What you should do => In the entries below, find every line with "icon" and copy it.

^^^^^^^^^^^^^^^^

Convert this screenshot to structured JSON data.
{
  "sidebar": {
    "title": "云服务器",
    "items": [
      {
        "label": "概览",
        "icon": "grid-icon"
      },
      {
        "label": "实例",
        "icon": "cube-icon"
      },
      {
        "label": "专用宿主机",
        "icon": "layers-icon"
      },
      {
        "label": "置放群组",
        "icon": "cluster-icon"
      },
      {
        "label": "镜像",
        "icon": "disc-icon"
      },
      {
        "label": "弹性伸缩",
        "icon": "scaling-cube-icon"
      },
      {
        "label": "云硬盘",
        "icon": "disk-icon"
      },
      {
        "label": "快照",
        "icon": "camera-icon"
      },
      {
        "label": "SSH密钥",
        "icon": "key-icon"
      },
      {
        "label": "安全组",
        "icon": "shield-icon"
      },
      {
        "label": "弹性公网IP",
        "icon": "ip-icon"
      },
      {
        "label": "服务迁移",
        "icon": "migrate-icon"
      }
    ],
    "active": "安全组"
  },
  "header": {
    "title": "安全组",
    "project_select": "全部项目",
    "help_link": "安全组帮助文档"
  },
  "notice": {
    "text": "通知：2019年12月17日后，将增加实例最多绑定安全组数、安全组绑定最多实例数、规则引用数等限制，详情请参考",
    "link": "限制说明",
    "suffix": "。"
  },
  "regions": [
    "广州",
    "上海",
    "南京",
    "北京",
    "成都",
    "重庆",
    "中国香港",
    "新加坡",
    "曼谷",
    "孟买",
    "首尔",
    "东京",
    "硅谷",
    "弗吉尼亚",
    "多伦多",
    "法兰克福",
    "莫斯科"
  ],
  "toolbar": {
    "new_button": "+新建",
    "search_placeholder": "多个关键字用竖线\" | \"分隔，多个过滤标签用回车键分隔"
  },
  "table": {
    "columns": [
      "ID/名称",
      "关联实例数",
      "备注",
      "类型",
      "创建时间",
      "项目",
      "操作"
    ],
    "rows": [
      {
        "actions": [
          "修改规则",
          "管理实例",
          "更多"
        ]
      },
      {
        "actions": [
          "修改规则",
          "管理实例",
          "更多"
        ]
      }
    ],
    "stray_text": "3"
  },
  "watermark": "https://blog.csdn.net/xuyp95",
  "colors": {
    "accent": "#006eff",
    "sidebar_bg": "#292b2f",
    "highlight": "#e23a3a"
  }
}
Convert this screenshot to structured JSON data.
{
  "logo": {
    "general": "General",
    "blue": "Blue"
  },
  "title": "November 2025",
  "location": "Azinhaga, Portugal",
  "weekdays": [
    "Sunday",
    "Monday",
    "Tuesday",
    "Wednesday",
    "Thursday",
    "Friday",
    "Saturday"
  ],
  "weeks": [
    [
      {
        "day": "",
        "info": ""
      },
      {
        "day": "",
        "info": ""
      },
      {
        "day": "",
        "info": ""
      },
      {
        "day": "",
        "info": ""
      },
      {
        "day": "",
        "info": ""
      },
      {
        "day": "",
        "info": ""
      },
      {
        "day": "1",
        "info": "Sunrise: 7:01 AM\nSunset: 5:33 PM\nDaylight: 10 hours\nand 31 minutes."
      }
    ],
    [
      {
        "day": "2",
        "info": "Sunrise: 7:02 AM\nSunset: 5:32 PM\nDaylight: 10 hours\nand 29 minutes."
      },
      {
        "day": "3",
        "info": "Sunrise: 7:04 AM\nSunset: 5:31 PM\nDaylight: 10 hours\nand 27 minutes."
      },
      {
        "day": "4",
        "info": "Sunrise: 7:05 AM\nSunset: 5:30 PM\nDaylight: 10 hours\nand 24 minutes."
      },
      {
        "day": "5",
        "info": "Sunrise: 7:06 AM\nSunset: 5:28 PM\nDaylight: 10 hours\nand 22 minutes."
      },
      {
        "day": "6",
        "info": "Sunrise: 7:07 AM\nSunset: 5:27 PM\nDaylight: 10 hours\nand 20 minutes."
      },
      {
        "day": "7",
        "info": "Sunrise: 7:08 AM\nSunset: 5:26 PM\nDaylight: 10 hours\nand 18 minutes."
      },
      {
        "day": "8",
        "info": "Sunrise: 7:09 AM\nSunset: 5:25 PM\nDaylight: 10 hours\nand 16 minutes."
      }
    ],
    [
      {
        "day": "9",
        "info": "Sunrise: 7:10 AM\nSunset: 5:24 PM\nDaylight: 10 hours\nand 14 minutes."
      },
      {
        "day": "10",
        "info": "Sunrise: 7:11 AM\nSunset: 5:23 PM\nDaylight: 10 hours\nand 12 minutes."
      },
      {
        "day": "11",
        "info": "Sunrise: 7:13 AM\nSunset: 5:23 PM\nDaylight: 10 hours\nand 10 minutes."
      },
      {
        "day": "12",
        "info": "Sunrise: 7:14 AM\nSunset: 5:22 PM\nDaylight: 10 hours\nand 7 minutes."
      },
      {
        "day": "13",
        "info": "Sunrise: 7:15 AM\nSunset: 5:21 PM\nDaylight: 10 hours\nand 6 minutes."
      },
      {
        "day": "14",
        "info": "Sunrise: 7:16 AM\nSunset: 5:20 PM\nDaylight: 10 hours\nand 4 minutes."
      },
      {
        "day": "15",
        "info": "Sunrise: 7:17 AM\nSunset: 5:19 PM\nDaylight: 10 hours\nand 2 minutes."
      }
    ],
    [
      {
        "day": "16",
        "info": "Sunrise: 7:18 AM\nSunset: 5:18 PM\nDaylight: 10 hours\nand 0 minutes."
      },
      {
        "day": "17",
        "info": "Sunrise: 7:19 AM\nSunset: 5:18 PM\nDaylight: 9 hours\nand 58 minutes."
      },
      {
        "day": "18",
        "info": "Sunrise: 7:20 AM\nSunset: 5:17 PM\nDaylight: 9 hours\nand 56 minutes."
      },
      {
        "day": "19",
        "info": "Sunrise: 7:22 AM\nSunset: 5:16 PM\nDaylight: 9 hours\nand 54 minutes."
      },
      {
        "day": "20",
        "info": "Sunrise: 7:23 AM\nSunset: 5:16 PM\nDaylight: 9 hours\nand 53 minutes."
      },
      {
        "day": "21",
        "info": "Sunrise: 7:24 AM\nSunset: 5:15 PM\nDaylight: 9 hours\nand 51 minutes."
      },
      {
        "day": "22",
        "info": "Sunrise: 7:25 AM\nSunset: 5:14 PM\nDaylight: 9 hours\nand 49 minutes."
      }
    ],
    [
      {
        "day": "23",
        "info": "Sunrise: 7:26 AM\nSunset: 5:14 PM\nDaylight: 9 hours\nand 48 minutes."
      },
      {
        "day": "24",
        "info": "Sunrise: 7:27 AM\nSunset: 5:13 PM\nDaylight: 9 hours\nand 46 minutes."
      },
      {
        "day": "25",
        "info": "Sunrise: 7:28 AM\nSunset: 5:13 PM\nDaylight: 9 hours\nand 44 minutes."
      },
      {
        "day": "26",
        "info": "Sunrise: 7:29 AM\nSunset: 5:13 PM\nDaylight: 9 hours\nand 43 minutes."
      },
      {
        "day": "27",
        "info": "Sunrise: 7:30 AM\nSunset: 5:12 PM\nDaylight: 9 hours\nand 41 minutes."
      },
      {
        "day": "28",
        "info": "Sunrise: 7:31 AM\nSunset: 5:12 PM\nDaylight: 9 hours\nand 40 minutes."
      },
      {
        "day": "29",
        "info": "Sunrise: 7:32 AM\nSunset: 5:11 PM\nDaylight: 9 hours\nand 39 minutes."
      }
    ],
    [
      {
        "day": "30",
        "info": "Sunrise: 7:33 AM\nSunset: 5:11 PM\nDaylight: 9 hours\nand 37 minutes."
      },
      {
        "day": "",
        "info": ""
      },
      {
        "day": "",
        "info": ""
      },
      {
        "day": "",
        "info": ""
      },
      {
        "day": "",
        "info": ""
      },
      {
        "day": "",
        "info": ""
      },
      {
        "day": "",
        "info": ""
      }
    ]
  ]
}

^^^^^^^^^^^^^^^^

Written reply =>
        "icon": "grid-icon"
        "icon": "cube-icon"
        "icon": "layers-icon"
        "icon": "cluster-icon"
        "icon": "disc-icon"
        "icon": "scaling-cube-icon"
        "icon": "disk-icon"
        "icon": "camera-icon"
        "icon": "key-icon"
        "icon": "shield-icon"
        "icon": "ip-icon"
        "icon": "migrate-icon"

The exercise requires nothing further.